qwpr layout 2024-04-20
qwpr layout 2024-04-20

Colemak DH (2014)

Colemak DH appeared in 2014. It is a improvement on Colemak, fixing the problem of right hand index finger moving too much to the center to press H.

colemak dh layout heatmap nNF
colemak dh layout heatmap nNF

Halmak (2016)

Halmak layout is designed by Nikolay Nemshilov, year 2016. It's created by using an evolution algorithm.

their site claims:

These claims are not particularly meaningful. Every layout design since 2010 would claim the same.

halmak layout 2024-04-20
halmak layout 2024-04-20

Beakl Layout

Beakl Layout began the idea that pinky keys should be avoided, even on the homerow.

beakl 15 layout 2024-04-20
beakl 15 layout 2024-04-20

Engram (2021)

Engram Layout is new around 2021-03, designed by Arno Klein. The layout is designed based ergonomic science, for typing English language, using Google's ngram (bigram, trigram) text data as part of the design basis.

engram layout v2 2023-04-21
engram layout v2 2023-04-21

Note that in engram layout, positions are optimized not just for letters, but also for numbers, symbols, and all punctuations, including the shifted character. For example, traditionally, shifted 2 is @, but on engram it is =.

Most other ergo layouts do not make such a change, except Programer's Dvorak. However, in Programer's Dvorak, they also optimized position for numbers, but engram does not.

Engrammer (Engram with Traditional Shift) (2023)

Engrammer layout is Engram with traditional shift. there are two advantage of this. (1) More compatibility when using traditional keyboards. (2) Avoid the problem of shortcuts that involve punctuations stop working, example: Ctrl+= or Ctrl++

Engrammer layout is created by Suraj N. Kurapati, on ~2023.

Engrammer layout 2024-04-20
Engrammer layout 2024-04-20

Canary Layout (2022)

Designed by the keyboard layout community.

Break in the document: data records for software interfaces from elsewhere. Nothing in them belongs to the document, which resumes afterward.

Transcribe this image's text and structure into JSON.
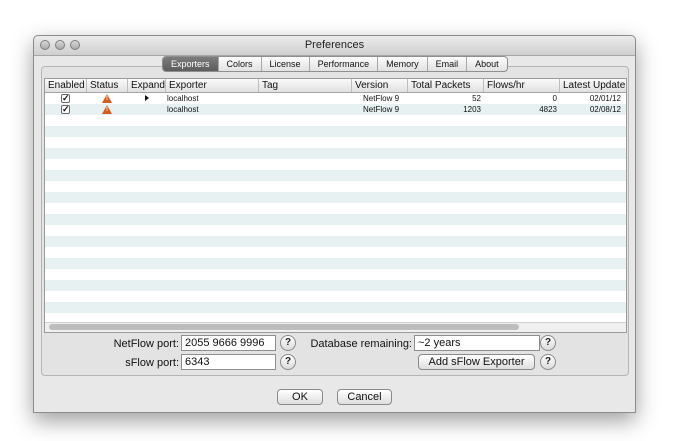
{
  "window": {
    "title": "Preferences"
  },
  "tabs": [
    {
      "label": "Exporters",
      "selected": true
    },
    {
      "label": "Colors",
      "selected": false
    },
    {
      "label": "License",
      "selected": false
    },
    {
      "label": "Performance",
      "selected": false
    },
    {
      "label": "Memory",
      "selected": false
    },
    {
      "label": "Email",
      "selected": false
    },
    {
      "label": "About",
      "selected": false
    }
  ],
  "table": {
    "columns": [
      "Enabled",
      "Status",
      "Expand",
      "Exporter",
      "Tag",
      "Version",
      "Total Packets",
      "Flows/hr",
      "Latest Update"
    ],
    "rows": [
      {
        "enabled": true,
        "status": "warning-icon",
        "expandable": true,
        "exporter": "localhost",
        "tag": "",
        "version": "NetFlow 9",
        "total_packets": "52",
        "flows_hr": "0",
        "latest_update": "02/01/12"
      },
      {
        "enabled": true,
        "status": "warning-icon",
        "expandable": false,
        "exporter": "localhost",
        "tag": "",
        "version": "NetFlow 9",
        "total_packets": "1203",
        "flows_hr": "4823",
        "latest_update": "02/08/12"
      }
    ]
  },
  "form": {
    "netflow_label": "NetFlow port:",
    "netflow_value": "2055 9666 9996",
    "sflow_label": "sFlow port:",
    "sflow_value": "6343",
    "db_label": "Database remaining:",
    "db_value": "~2 years",
    "add_sflow_label": "Add sFlow Exporter",
    "help_glyph": "?"
  },
  "buttons": {
    "ok": "OK",
    "cancel": "Cancel"
  },
  "colors": {
    "warning": "#d65c1c",
    "selected_tab": "#6a6a6a",
    "row_stripe": "#e7f1f1"
  }
}
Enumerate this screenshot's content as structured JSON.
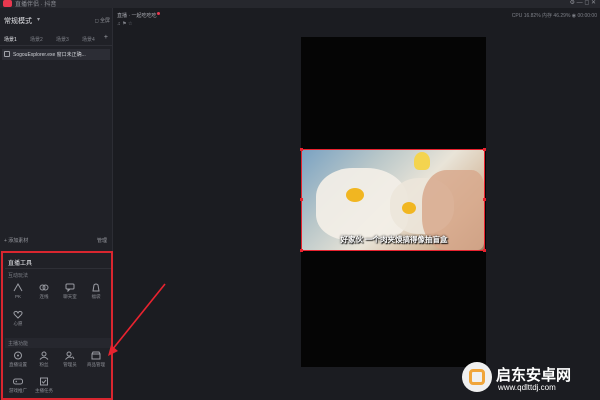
{
  "titlebar": {
    "app_name": "直播伴侣 · 抖音",
    "window_controls": "⚙ — ◻ ✕"
  },
  "left_panel": {
    "mode_title": "常规模式",
    "mode_caret": "▾",
    "mode_right": "◻ 全屏",
    "scene_tabs": [
      {
        "label": "场景1",
        "active": true
      },
      {
        "label": "场景2",
        "active": false
      },
      {
        "label": "场景3",
        "active": false
      },
      {
        "label": "场景4",
        "active": false
      }
    ],
    "scene_add": "+",
    "sources": [
      {
        "label": "SogouExplorer.exe 窗口未正确..."
      }
    ],
    "add_source": "+ 添加素材",
    "manage": "管理"
  },
  "tools_panel": {
    "title": "直播工具",
    "section_interactive": "互动玩法",
    "section_anchor": "主播功能",
    "row1": [
      {
        "label": "PK",
        "icon": "pk-icon"
      },
      {
        "label": "连线",
        "icon": "link-icon"
      },
      {
        "label": "聊天室",
        "icon": "chat-icon"
      },
      {
        "label": "福袋",
        "icon": "lucky-bag-icon"
      }
    ],
    "row2": [
      {
        "label": "心愿",
        "icon": "wish-icon"
      }
    ],
    "row3": [
      {
        "label": "直播设置",
        "icon": "live-settings-icon"
      },
      {
        "label": "粉丝",
        "icon": "fans-icon"
      },
      {
        "label": "管理员",
        "icon": "admin-icon"
      },
      {
        "label": "商品管理",
        "icon": "shop-icon"
      }
    ],
    "row4": [
      {
        "label": "游戏推广",
        "icon": "gamepad-icon"
      },
      {
        "label": "主播任务",
        "icon": "task-icon"
      }
    ]
  },
  "center_header": {
    "title": "直播 · 一起吃吃吃",
    "subtitle": "♫ ⚑ ☆",
    "stats": "CPU 16.82%   内存 46.29%   ◉ 00:00:00"
  },
  "video": {
    "caption": "好家伙 一个肉夹馍搞得像抽盲盒"
  },
  "watermark": {
    "name": "启东安卓网",
    "url": "www.qdlttdj.com"
  },
  "colors": {
    "accent_red": "#e8232f",
    "panel_bg": "#202127",
    "canvas_bg": "#050505"
  }
}
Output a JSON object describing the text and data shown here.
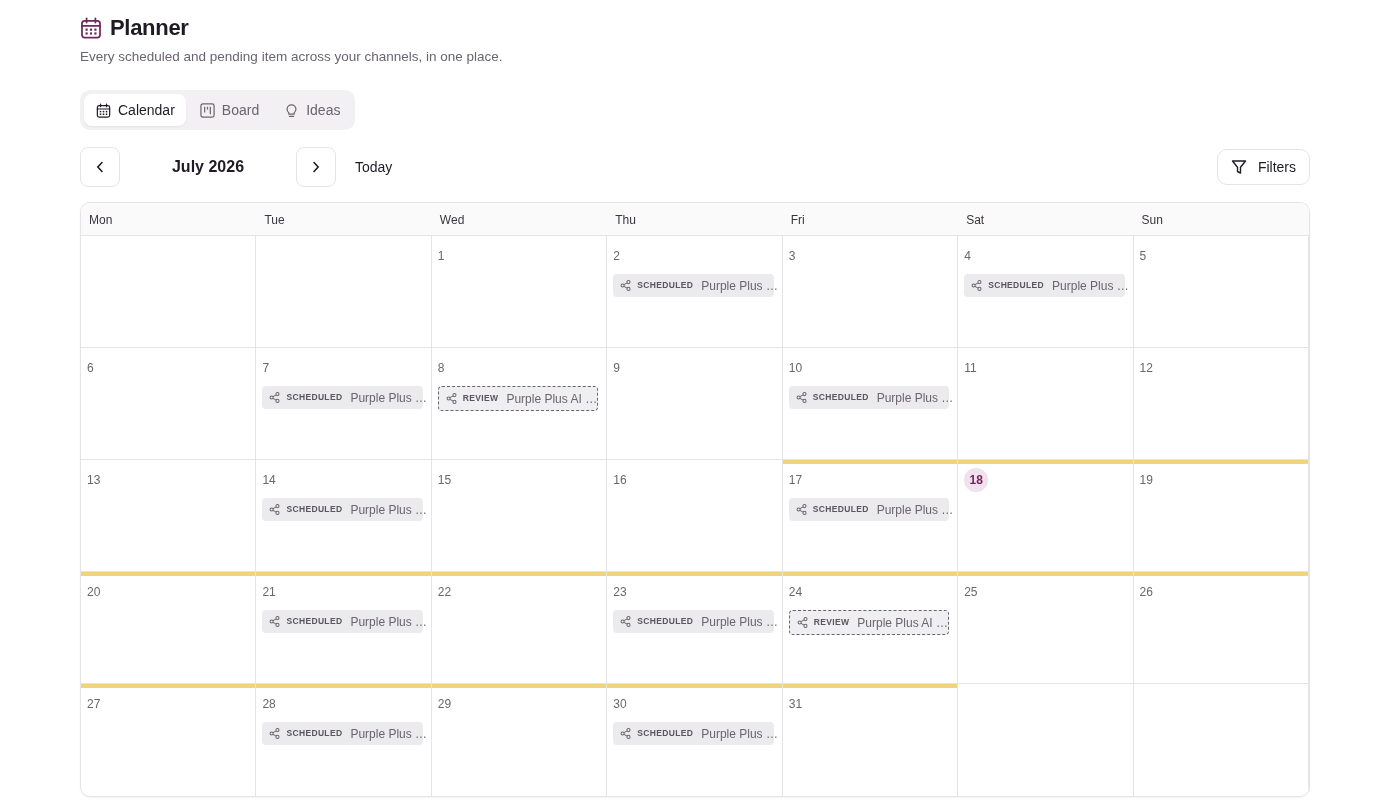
{
  "header": {
    "title": "Planner",
    "subtitle": "Every scheduled and pending item across your channels, in one place."
  },
  "view_tabs": [
    {
      "label": "Calendar",
      "selected": true
    },
    {
      "label": "Board",
      "selected": false
    },
    {
      "label": "Ideas",
      "selected": false
    }
  ],
  "toolbar": {
    "month": "July 2026",
    "today_button": "Today",
    "filters_button": "Filters"
  },
  "calendar": {
    "weekdays": [
      "Mon",
      "Tue",
      "Wed",
      "Thu",
      "Fri",
      "Sat",
      "Sun"
    ],
    "weeks": [
      [
        {
          "kind": "blank"
        },
        {
          "kind": "blank"
        },
        {
          "kind": "day",
          "day": "1",
          "today": false,
          "highlighted": false
        },
        {
          "kind": "day",
          "day": "2",
          "today": false,
          "highlighted": false,
          "events": [
            {
              "kind": "scheduled",
              "status": "SCHEDULED",
              "title": "Purple Plus …"
            }
          ]
        },
        {
          "kind": "day",
          "day": "3",
          "today": false,
          "highlighted": false
        },
        {
          "kind": "day",
          "day": "4",
          "today": false,
          "highlighted": false,
          "events": [
            {
              "kind": "scheduled",
              "status": "SCHEDULED",
              "title": "Purple Plus …"
            }
          ]
        },
        {
          "kind": "day",
          "day": "5",
          "today": false,
          "highlighted": false
        }
      ],
      [
        {
          "kind": "day",
          "day": "6",
          "today": false,
          "highlighted": false
        },
        {
          "kind": "day",
          "day": "7",
          "today": false,
          "highlighted": false,
          "events": [
            {
              "kind": "scheduled",
              "status": "SCHEDULED",
              "title": "Purple Plus …"
            }
          ]
        },
        {
          "kind": "day",
          "day": "8",
          "today": false,
          "highlighted": false,
          "events": [
            {
              "kind": "review",
              "status": "REVIEW",
              "title": "Purple Plus AI …"
            }
          ]
        },
        {
          "kind": "day",
          "day": "9",
          "today": false,
          "highlighted": false
        },
        {
          "kind": "day",
          "day": "10",
          "today": false,
          "highlighted": false,
          "events": [
            {
              "kind": "scheduled",
              "status": "SCHEDULED",
              "title": "Purple Plus …"
            }
          ]
        },
        {
          "kind": "day",
          "day": "11",
          "today": false,
          "highlighted": false
        },
        {
          "kind": "day",
          "day": "12",
          "today": false,
          "highlighted": false
        }
      ],
      [
        {
          "kind": "day",
          "day": "13",
          "today": false,
          "highlighted": false
        },
        {
          "kind": "day",
          "day": "14",
          "today": false,
          "highlighted": false,
          "events": [
            {
              "kind": "scheduled",
              "status": "SCHEDULED",
              "title": "Purple Plus …"
            }
          ]
        },
        {
          "kind": "day",
          "day": "15",
          "today": false,
          "highlighted": false
        },
        {
          "kind": "day",
          "day": "16",
          "today": false,
          "highlighted": false
        },
        {
          "kind": "day",
          "day": "17",
          "today": false,
          "highlighted": true,
          "events": [
            {
              "kind": "scheduled",
              "status": "SCHEDULED",
              "title": "Purple Plus …"
            }
          ]
        },
        {
          "kind": "day",
          "day": "18",
          "today": true,
          "highlighted": true
        },
        {
          "kind": "day",
          "day": "19",
          "today": false,
          "highlighted": true
        }
      ],
      [
        {
          "kind": "day",
          "day": "20",
          "today": false,
          "highlighted": true
        },
        {
          "kind": "day",
          "day": "21",
          "today": false,
          "highlighted": true,
          "events": [
            {
              "kind": "scheduled",
              "status": "SCHEDULED",
              "title": "Purple Plus …"
            }
          ]
        },
        {
          "kind": "day",
          "day": "22",
          "today": false,
          "highlighted": true
        },
        {
          "kind": "day",
          "day": "23",
          "today": false,
          "highlighted": true,
          "events": [
            {
              "kind": "scheduled",
              "status": "SCHEDULED",
              "title": "Purple Plus …"
            }
          ]
        },
        {
          "kind": "day",
          "day": "24",
          "today": false,
          "highlighted": true,
          "events": [
            {
              "kind": "review",
              "status": "REVIEW",
              "title": "Purple Plus AI …"
            }
          ]
        },
        {
          "kind": "day",
          "day": "25",
          "today": false,
          "highlighted": true
        },
        {
          "kind": "day",
          "day": "26",
          "today": false,
          "highlighted": true
        }
      ],
      [
        {
          "kind": "day",
          "day": "27",
          "today": false,
          "highlighted": true
        },
        {
          "kind": "day",
          "day": "28",
          "today": false,
          "highlighted": true,
          "events": [
            {
              "kind": "scheduled",
              "status": "SCHEDULED",
              "title": "Purple Plus …"
            }
          ]
        },
        {
          "kind": "day",
          "day": "29",
          "today": false,
          "highlighted": true
        },
        {
          "kind": "day",
          "day": "30",
          "today": false,
          "highlighted": true,
          "events": [
            {
              "kind": "scheduled",
              "status": "SCHEDULED",
              "title": "Purple Plus …"
            }
          ]
        },
        {
          "kind": "day",
          "day": "31",
          "today": false,
          "highlighted": true
        },
        {
          "kind": "blank"
        },
        {
          "kind": "blank"
        }
      ]
    ]
  }
}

It emphasize finger rolling motion, e.g. like typing asdf in QWERTY.

canary layout 2024-04-29
canary layout 2024-04-29

More Layouts

ineffectualness of nerding on letter layouts

The keyboard letter layout guys, are mostly ineffectual nerds.

each's story is pretty much like this:

I tried dvorak colemak colemak-dh workman asset norman capewell qfmlwy etc but they all have problems. Therefore, here is my creation, and it's the best of them all.

Innovations in Keyboard Letter Layout Design

some of them, are actual innovations.

Keeping Z X C V is Inefficient

Many layouts keep the {Z, X, C, V} keys in the same position as QWERTY, so that the {undo, cut, copy, paste} keys don't change. This is bad. This induces Repetitive Strain Injury. See: Why ZXCV Undo Cut Copy Paste Keys Are Bad?.

Thumb Keyboard Layouts

These are layouts designed for physical keyboard that have 4 or more thumb keys.

One-handed Dvorak Layouts

There are also a Dvorak layout for single left hand, and one for single right hand. see Dvorak keyboard layout

Ergonomic Layouts for Other Language

There are many ergonomic layouts for other languages.

there is also Turkish-F layout, which is ergonomic.

What is the Most Efficient Keyboard Layout?

A Ergonomic Layout Standard for All Languages

Another common problem is for non-English languages. For example, German, Spanish, French, and even Chinese and Japanese can benefit because many of their input methods use English alphabet.

[see Pinyin Letter Frequency 拼音字母頻率]

In these languages, usually there are few extra characters such as é that need to be typed. There are many standardized layouts for them (e.g. QWERTZ, AZERTY), but often they still requires you to type the special chars by a combination of key press using AltGraph or Compose key, and these layout usually do not consider ergonomics of letter frequency.

xah talk show, on keyboard layouts

on keyboard layouts Xah Talk Show 2024-04-07 Ep543 Wolfram Mathematica, fsharp go vs rust, keyboard layouts, dvorak, colemak, beakl

Acknowledgement

Thanks to the following people who have made useful comments.

Keyboard Layout Design 🔠

Layout Efficiency

International Layouts

Western Layouts

Non-Latin